ENTRIES SUPPLIED -
==*==

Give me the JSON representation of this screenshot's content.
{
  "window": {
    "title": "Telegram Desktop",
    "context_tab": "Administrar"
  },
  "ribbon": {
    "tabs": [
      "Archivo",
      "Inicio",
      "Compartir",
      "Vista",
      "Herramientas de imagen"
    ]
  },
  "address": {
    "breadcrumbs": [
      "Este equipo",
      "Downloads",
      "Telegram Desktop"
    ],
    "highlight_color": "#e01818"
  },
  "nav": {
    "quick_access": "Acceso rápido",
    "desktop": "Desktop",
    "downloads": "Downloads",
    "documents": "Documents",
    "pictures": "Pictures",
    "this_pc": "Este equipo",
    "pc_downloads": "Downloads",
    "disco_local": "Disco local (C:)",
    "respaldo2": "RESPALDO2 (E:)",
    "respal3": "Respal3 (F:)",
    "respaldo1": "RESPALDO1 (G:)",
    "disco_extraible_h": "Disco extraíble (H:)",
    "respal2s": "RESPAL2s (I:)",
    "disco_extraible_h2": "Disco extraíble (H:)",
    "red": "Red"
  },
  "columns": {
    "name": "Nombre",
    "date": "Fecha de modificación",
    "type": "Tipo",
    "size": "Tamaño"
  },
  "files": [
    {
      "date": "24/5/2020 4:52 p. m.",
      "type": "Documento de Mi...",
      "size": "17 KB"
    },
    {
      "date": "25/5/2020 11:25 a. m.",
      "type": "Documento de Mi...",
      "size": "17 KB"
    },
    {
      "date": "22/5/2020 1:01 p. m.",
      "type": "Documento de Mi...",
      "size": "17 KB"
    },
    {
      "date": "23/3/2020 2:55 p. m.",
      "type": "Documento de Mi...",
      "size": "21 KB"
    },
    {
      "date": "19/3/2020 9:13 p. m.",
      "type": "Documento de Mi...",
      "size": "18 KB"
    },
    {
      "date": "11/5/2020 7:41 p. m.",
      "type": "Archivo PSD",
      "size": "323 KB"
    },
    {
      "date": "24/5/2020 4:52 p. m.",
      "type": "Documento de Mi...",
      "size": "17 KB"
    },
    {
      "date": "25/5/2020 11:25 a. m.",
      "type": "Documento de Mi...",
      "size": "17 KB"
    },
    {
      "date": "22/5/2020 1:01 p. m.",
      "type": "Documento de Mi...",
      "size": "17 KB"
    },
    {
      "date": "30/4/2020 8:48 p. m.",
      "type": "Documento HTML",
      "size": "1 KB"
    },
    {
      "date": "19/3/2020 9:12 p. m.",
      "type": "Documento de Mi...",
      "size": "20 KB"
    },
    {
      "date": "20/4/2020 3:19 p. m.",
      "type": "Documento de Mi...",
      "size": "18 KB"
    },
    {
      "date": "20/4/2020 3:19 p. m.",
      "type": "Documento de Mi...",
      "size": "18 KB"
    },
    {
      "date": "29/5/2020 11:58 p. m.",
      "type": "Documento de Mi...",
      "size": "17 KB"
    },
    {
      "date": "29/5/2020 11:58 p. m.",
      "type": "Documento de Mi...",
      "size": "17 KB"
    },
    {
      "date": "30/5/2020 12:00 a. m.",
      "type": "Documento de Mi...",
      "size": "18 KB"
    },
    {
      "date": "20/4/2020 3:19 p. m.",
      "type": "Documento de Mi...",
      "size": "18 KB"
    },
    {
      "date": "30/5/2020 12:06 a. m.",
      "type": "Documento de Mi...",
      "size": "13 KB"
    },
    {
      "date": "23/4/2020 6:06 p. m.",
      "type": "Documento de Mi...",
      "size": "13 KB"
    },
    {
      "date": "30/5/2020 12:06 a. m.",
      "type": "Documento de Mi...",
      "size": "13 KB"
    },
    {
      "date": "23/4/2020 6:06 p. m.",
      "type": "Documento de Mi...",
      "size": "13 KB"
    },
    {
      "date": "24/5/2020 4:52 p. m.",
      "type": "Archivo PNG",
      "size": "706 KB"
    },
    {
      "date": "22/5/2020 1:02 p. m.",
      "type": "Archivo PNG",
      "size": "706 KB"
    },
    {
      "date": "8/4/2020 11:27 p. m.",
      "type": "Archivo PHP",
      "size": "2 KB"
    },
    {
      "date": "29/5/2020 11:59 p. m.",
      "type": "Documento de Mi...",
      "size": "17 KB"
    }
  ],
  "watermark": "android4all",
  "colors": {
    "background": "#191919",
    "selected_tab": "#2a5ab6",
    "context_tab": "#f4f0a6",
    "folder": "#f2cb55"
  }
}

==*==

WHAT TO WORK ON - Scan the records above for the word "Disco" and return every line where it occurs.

TASK OUTPUT -
    "disco_local": "Disco local (C:)",
    "disco_extraible_h": "Disco extraíble (H:)",
    "disco_extraible_h2": "Disco extraíble (H:)",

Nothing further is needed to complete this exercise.